● Exercise brief
Go through the lines below and tally those containing the string "Ctrl". Respond with the number only.

[Records from a dataset]
┌────────

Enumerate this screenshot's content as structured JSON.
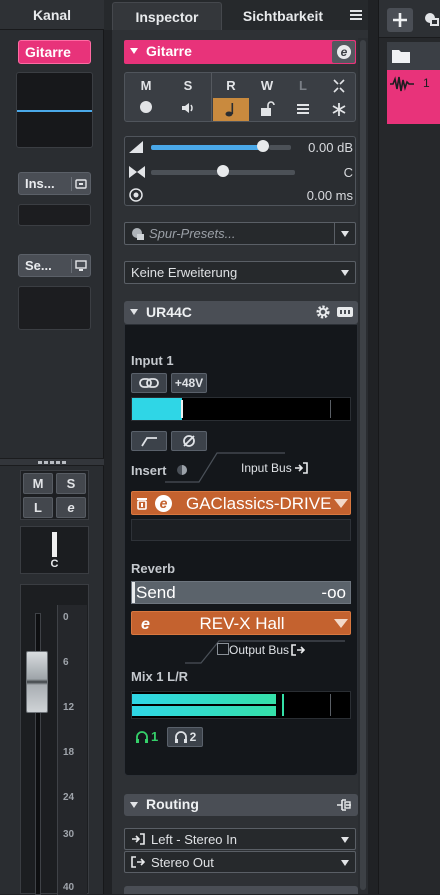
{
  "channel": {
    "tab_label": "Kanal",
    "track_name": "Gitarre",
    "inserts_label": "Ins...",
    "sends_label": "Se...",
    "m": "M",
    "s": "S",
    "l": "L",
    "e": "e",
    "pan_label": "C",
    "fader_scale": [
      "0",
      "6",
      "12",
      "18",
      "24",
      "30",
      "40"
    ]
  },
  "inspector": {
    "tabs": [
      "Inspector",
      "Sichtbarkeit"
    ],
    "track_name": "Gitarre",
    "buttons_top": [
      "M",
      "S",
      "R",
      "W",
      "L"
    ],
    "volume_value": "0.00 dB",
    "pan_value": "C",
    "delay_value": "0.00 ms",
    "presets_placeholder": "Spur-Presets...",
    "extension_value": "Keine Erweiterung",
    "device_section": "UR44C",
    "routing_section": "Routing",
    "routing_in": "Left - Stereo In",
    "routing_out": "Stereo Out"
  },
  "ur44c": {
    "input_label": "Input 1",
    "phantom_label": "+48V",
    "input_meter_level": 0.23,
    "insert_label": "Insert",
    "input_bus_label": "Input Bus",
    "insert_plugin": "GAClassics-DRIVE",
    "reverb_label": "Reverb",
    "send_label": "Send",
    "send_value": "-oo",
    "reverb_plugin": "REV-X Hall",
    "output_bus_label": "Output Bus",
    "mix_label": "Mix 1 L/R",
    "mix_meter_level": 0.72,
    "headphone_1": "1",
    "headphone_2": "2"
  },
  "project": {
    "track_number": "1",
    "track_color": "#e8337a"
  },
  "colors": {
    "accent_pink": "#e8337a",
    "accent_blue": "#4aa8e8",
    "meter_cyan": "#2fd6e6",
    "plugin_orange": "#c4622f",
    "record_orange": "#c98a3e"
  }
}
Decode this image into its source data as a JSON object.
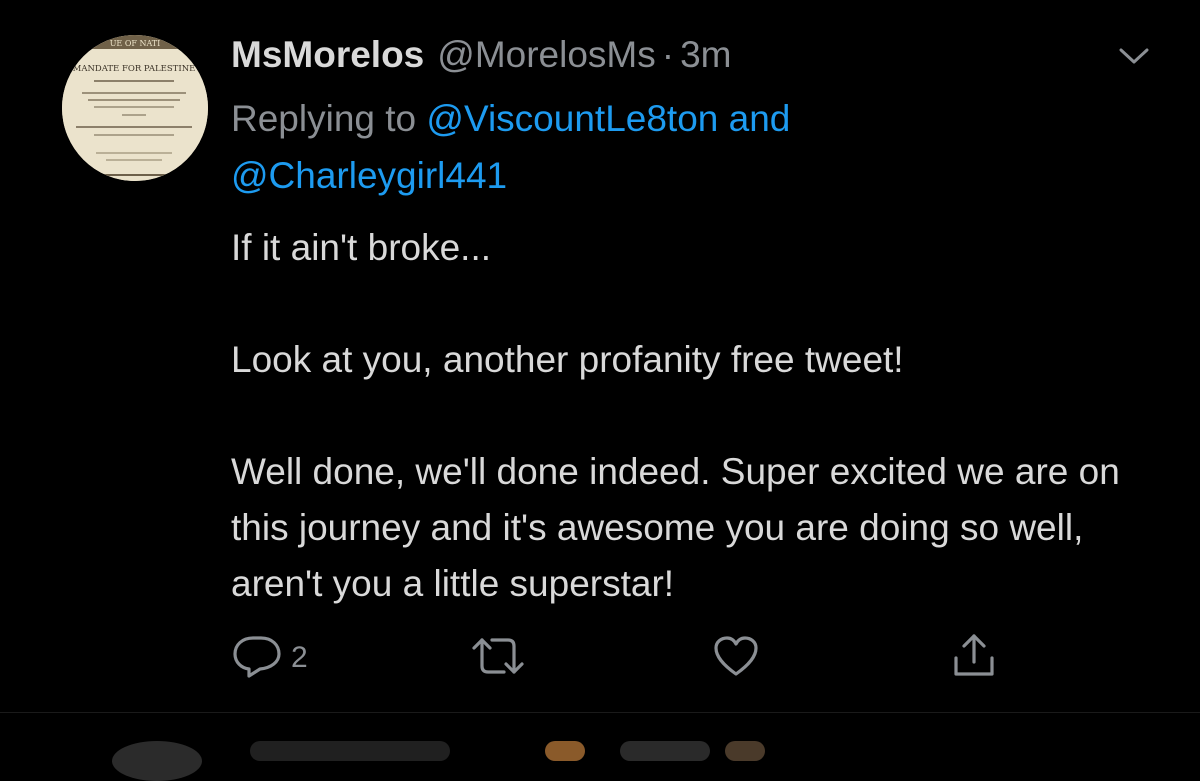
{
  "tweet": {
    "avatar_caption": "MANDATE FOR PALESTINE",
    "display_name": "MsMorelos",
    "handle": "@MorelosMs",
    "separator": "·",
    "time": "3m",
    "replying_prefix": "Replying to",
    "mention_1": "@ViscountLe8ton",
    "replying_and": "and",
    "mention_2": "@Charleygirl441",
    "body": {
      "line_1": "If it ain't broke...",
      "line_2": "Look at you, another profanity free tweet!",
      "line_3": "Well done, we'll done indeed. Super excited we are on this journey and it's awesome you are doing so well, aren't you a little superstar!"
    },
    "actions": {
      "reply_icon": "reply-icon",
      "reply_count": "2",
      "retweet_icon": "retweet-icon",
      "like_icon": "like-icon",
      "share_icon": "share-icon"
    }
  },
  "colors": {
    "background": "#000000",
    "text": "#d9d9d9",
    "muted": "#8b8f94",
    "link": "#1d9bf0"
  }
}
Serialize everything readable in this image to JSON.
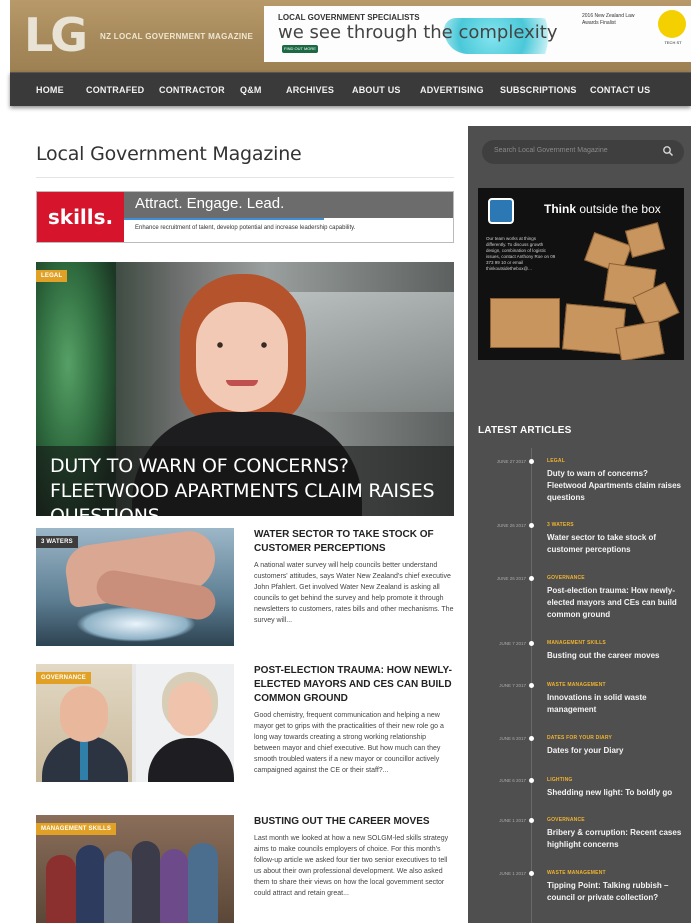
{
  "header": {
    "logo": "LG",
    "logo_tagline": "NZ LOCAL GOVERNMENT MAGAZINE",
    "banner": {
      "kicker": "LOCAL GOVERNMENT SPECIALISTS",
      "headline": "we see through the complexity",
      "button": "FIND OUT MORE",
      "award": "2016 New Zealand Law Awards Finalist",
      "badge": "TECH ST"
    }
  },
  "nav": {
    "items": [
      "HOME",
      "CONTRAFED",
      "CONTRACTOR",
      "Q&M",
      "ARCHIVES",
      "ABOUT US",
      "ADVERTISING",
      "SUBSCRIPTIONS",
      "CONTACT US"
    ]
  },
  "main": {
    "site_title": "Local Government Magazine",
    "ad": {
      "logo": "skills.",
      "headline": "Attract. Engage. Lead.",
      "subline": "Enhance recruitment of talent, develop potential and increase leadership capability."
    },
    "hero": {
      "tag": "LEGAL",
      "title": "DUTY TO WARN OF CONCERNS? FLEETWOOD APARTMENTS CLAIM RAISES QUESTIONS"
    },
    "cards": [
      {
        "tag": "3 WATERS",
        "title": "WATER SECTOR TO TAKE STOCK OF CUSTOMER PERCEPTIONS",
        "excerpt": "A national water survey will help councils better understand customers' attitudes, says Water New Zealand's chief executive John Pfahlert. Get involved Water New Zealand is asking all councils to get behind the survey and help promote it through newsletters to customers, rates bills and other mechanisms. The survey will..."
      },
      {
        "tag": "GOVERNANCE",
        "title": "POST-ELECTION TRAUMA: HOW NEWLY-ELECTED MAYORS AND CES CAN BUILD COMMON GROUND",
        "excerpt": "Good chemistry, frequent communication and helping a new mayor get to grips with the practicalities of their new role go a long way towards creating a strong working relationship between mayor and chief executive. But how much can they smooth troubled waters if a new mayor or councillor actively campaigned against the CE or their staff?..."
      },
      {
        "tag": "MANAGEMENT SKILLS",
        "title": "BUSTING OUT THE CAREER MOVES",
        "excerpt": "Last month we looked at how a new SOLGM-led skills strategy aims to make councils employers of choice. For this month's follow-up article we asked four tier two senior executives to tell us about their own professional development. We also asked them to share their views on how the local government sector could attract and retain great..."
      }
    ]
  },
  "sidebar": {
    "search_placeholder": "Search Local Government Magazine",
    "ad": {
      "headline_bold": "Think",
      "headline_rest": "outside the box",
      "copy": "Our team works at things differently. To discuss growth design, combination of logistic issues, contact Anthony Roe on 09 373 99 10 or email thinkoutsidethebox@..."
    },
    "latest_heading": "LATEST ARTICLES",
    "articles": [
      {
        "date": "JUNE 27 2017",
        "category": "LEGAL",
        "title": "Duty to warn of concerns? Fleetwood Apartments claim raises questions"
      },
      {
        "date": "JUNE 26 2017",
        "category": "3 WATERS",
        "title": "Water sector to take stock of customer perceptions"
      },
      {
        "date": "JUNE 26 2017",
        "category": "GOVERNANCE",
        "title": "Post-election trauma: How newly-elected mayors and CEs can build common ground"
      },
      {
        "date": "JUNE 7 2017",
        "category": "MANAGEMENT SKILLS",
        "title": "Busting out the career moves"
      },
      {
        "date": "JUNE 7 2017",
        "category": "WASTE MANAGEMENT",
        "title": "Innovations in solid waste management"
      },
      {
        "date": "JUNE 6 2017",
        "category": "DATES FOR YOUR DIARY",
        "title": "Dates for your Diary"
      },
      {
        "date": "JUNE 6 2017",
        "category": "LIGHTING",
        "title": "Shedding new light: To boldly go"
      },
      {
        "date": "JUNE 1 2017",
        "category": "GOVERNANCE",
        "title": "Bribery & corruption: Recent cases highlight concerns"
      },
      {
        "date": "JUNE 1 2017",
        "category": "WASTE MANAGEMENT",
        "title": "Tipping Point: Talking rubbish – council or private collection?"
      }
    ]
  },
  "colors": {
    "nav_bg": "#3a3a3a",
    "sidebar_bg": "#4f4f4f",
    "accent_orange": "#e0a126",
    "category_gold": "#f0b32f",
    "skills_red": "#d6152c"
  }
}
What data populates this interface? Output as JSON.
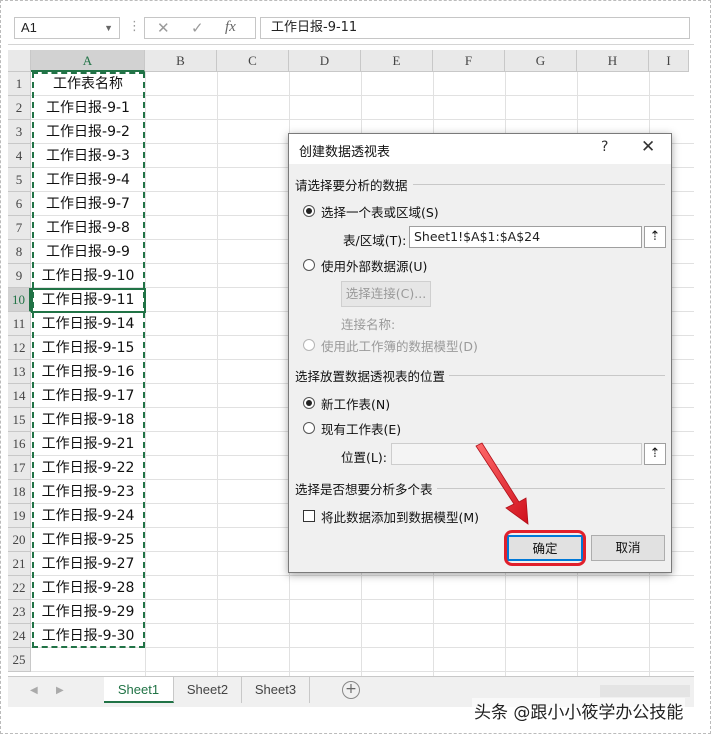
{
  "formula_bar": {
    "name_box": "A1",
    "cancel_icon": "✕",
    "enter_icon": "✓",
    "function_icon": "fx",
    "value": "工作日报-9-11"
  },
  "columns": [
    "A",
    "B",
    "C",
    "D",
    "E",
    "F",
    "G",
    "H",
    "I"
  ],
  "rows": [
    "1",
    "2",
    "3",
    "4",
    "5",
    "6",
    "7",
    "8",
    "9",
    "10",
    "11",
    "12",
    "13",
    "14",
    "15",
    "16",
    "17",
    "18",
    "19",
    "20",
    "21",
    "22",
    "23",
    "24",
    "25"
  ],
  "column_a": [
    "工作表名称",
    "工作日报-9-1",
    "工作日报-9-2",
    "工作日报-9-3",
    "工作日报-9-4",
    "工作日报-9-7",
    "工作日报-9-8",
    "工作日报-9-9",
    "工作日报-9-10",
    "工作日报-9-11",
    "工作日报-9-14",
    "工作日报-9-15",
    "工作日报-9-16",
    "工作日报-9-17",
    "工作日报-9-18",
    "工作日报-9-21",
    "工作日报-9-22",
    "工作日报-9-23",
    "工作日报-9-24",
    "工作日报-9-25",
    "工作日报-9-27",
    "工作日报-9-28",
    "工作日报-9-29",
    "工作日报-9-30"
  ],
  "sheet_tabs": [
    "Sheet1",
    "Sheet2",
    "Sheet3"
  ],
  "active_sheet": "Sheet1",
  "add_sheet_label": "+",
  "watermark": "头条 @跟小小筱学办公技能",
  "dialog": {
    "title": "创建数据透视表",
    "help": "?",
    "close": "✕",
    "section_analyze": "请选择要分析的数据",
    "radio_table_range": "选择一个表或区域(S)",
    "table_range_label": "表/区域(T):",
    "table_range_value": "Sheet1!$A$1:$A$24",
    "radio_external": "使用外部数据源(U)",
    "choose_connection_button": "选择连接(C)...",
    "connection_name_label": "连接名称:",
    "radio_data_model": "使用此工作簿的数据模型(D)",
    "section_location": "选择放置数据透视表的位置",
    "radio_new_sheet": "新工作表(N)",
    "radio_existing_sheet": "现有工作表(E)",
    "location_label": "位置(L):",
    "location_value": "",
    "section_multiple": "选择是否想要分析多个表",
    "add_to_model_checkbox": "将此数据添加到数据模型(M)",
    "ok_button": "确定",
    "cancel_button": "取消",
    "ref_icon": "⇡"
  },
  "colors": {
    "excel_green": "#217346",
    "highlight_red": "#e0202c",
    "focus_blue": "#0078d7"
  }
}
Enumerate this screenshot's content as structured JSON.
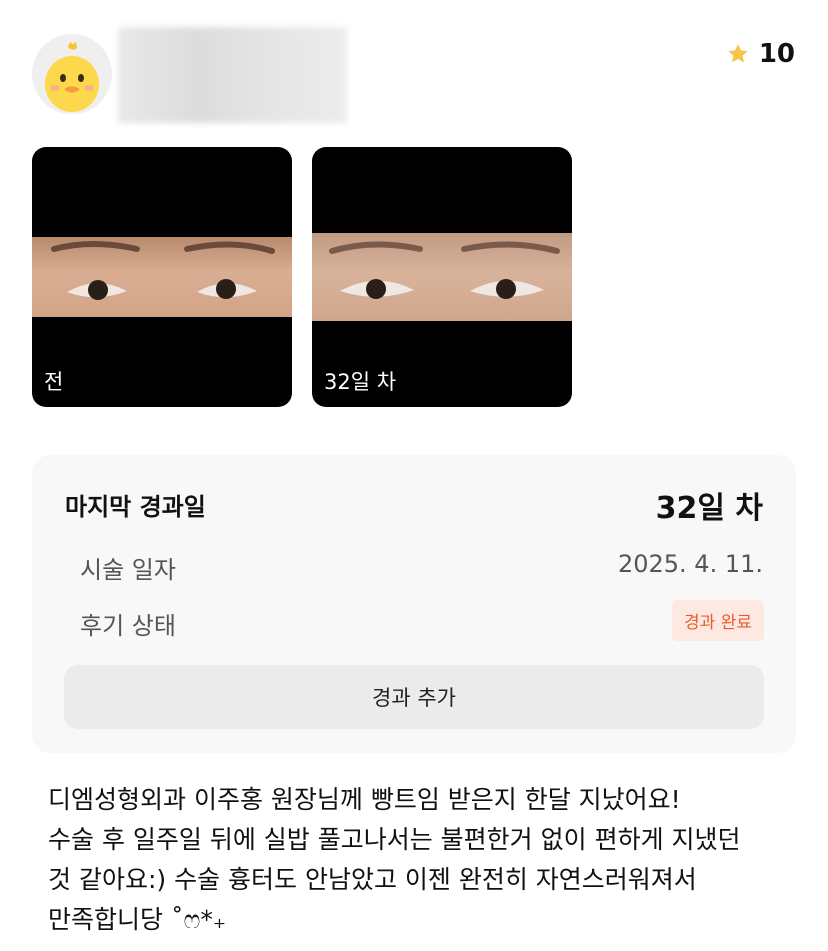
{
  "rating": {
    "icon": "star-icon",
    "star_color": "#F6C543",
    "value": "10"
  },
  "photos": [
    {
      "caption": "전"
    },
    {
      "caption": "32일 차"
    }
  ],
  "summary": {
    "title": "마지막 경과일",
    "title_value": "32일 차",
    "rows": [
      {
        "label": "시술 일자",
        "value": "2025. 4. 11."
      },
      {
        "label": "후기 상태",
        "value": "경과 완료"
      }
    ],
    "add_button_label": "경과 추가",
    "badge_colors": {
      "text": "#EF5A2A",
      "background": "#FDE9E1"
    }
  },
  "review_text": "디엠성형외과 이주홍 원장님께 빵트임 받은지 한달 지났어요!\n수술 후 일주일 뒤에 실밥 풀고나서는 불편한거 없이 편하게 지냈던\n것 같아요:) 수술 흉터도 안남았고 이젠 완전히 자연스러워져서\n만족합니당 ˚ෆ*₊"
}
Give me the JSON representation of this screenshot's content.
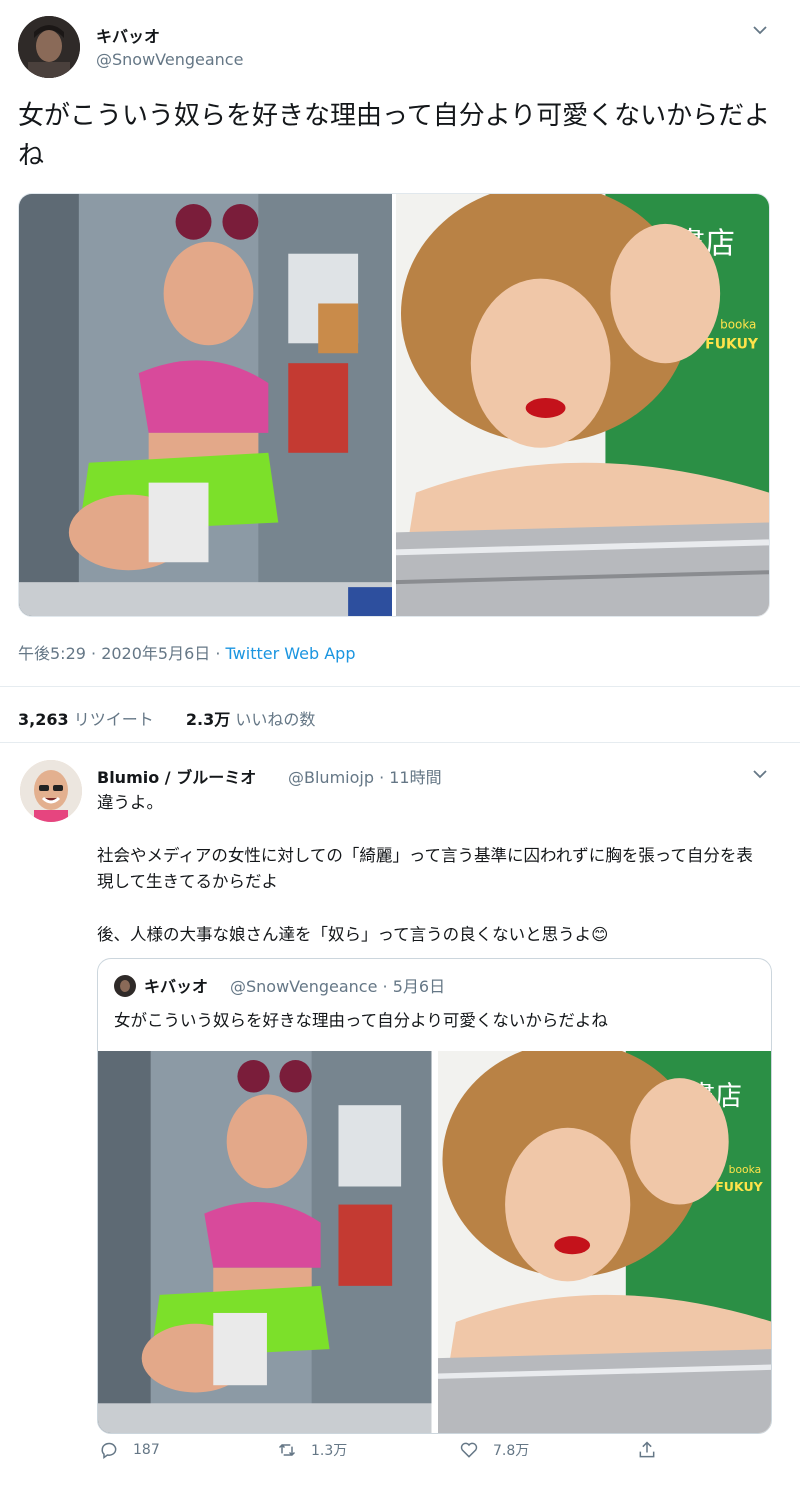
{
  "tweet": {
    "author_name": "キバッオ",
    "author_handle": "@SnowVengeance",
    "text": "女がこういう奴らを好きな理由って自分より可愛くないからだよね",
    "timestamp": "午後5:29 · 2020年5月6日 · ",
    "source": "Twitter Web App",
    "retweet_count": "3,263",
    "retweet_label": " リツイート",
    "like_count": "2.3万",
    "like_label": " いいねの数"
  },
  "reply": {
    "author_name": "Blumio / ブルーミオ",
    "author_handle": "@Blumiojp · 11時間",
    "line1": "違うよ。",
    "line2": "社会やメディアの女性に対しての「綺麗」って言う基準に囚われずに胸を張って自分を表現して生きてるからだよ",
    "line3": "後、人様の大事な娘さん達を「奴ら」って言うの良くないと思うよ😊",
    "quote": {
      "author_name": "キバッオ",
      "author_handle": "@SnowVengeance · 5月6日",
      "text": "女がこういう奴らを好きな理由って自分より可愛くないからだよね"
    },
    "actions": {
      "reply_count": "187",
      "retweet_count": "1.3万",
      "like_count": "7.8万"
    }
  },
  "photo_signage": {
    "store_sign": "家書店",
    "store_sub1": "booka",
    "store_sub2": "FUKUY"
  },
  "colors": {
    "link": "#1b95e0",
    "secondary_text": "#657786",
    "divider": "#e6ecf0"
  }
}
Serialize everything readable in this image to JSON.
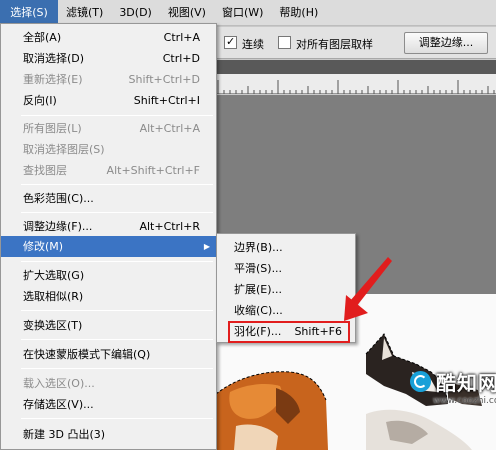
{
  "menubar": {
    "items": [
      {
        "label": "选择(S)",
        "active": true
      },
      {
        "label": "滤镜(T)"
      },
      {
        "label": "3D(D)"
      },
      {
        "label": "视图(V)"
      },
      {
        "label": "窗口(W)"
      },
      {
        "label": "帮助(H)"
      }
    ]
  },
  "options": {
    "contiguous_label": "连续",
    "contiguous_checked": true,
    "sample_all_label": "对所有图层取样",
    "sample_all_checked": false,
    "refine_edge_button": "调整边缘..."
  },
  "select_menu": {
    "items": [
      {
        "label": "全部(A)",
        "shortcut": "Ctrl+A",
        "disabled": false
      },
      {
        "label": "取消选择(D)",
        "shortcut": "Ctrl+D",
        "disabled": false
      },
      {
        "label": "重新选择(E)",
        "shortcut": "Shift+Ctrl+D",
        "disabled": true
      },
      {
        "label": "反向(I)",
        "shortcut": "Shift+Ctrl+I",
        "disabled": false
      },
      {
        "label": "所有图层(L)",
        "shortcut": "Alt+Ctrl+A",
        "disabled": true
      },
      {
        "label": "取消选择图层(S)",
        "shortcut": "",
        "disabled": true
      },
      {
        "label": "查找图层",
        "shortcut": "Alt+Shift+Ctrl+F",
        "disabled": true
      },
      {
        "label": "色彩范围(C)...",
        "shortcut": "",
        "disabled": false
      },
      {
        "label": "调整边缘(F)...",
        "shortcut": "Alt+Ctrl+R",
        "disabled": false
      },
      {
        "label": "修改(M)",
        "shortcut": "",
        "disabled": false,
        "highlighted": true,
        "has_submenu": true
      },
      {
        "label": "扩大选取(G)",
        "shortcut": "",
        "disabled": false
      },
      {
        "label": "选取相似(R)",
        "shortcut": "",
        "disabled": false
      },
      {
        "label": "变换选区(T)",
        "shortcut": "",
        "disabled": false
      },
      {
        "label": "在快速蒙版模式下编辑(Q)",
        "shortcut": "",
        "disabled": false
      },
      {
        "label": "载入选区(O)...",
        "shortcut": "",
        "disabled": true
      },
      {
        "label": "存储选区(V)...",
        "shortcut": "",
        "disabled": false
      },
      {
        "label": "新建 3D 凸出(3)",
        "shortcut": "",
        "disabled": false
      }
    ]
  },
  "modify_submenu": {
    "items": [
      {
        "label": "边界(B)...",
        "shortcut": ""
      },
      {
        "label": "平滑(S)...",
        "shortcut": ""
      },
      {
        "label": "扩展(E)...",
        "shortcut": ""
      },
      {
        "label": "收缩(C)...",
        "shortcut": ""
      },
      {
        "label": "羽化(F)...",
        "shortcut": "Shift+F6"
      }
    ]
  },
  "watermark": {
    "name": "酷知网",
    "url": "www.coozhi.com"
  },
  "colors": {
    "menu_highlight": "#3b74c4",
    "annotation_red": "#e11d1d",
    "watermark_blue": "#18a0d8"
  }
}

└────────

● Task response
7